:: Input material
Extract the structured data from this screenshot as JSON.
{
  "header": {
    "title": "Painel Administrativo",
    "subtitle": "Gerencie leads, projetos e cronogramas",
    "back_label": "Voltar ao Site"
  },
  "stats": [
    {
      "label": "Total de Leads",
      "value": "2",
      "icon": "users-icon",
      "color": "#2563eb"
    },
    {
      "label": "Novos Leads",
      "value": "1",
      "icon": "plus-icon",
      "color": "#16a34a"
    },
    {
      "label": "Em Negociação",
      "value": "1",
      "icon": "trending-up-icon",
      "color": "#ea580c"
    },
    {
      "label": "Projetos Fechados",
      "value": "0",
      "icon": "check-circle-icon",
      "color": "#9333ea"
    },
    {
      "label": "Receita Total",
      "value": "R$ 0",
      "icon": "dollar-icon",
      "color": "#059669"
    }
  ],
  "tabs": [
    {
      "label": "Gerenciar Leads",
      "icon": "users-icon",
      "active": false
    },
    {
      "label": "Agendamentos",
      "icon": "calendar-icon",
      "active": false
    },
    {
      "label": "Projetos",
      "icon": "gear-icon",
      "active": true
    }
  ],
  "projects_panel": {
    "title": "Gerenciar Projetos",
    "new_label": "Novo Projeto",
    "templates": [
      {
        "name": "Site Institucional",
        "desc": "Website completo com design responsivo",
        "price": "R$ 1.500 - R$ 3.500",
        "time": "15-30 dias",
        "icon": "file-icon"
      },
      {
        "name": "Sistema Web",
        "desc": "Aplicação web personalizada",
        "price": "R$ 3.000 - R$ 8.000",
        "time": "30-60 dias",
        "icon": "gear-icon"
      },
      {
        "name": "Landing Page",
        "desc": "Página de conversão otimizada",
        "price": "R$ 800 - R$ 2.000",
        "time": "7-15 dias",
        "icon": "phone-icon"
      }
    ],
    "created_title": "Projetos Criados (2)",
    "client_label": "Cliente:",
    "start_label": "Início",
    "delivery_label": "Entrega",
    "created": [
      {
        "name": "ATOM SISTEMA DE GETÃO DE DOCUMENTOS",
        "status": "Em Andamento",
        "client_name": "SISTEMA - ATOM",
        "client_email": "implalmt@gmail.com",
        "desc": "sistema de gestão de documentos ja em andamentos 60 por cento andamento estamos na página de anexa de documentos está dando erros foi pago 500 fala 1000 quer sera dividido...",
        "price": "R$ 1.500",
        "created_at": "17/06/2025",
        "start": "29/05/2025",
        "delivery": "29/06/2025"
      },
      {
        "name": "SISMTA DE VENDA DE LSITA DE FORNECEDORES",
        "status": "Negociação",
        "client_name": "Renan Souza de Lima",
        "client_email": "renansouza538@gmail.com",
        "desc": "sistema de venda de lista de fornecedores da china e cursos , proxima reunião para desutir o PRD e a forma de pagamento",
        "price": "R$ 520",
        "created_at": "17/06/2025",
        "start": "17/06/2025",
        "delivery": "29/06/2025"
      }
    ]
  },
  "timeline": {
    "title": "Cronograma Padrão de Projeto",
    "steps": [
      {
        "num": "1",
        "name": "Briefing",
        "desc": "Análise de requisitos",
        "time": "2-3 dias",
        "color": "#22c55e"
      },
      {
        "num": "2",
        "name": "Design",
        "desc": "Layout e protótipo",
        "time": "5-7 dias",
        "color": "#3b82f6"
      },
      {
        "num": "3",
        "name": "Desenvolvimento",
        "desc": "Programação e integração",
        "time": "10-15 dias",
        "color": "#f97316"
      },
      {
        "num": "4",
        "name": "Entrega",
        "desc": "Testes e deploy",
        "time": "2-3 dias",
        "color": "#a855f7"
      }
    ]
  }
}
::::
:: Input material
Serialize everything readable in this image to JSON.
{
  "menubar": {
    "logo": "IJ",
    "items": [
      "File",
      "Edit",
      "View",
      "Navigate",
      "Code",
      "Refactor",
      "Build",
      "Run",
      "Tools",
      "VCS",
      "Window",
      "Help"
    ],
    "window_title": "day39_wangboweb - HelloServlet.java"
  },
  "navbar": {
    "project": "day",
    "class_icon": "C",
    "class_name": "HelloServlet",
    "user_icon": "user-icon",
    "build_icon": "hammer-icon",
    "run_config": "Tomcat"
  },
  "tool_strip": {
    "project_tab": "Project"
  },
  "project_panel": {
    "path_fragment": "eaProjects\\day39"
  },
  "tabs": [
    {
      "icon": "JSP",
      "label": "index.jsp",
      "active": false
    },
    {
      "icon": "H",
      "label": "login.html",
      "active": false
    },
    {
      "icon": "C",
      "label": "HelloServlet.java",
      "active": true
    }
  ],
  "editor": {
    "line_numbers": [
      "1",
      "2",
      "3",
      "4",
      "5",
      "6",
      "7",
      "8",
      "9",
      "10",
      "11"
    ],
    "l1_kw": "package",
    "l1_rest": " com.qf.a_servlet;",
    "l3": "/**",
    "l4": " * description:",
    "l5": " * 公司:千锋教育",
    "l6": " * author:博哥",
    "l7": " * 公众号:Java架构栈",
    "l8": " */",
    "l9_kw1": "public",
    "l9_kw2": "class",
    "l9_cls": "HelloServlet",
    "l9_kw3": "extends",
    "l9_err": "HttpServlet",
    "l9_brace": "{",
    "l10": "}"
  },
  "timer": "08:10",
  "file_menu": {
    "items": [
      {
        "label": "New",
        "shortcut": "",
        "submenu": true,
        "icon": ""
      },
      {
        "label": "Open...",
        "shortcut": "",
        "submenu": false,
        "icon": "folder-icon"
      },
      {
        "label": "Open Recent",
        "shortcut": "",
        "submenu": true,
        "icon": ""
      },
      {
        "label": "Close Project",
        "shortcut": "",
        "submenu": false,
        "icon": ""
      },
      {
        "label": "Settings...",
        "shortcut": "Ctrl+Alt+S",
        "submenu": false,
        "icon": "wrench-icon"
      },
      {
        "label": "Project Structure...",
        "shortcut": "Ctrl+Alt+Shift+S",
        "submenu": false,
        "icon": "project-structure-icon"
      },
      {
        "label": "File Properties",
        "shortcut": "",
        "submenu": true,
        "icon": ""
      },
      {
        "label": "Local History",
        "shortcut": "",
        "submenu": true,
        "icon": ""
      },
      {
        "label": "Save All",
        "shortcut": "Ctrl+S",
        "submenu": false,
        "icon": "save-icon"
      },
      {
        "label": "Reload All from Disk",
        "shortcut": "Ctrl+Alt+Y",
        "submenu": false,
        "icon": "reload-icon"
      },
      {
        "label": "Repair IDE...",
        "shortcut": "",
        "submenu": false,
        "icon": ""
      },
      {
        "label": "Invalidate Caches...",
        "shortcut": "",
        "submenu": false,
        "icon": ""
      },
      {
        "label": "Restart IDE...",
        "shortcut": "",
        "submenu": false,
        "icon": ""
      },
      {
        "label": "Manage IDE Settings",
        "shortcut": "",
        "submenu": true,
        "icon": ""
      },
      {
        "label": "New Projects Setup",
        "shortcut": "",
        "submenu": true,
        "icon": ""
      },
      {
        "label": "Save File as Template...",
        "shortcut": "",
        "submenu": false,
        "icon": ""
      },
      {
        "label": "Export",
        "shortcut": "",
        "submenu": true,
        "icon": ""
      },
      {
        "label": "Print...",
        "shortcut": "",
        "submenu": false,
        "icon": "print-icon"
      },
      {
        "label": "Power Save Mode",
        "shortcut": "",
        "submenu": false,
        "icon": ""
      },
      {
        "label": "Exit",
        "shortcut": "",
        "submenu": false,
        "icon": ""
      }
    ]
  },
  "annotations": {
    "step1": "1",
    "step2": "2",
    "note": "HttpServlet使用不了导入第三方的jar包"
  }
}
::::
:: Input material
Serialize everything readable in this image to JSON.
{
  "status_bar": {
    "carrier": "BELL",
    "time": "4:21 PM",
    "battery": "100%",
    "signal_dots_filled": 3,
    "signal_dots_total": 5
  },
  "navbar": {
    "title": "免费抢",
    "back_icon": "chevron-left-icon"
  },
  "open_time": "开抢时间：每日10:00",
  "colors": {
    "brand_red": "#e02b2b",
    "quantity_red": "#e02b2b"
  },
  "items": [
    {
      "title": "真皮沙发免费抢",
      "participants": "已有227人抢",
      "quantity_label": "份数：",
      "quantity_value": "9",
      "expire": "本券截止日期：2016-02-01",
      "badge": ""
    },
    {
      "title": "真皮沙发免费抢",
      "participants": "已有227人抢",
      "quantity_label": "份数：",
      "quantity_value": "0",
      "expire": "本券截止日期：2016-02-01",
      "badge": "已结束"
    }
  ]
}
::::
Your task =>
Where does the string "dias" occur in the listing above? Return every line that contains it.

Result =>
        "time": "15-30 dias",
        "time": "30-60 dias",
        "time": "7-15 dias",
        "time": "2-3 dias",
        "time": "5-7 dias",
        "time": "10-15 dias",
        "time": "2-3 dias",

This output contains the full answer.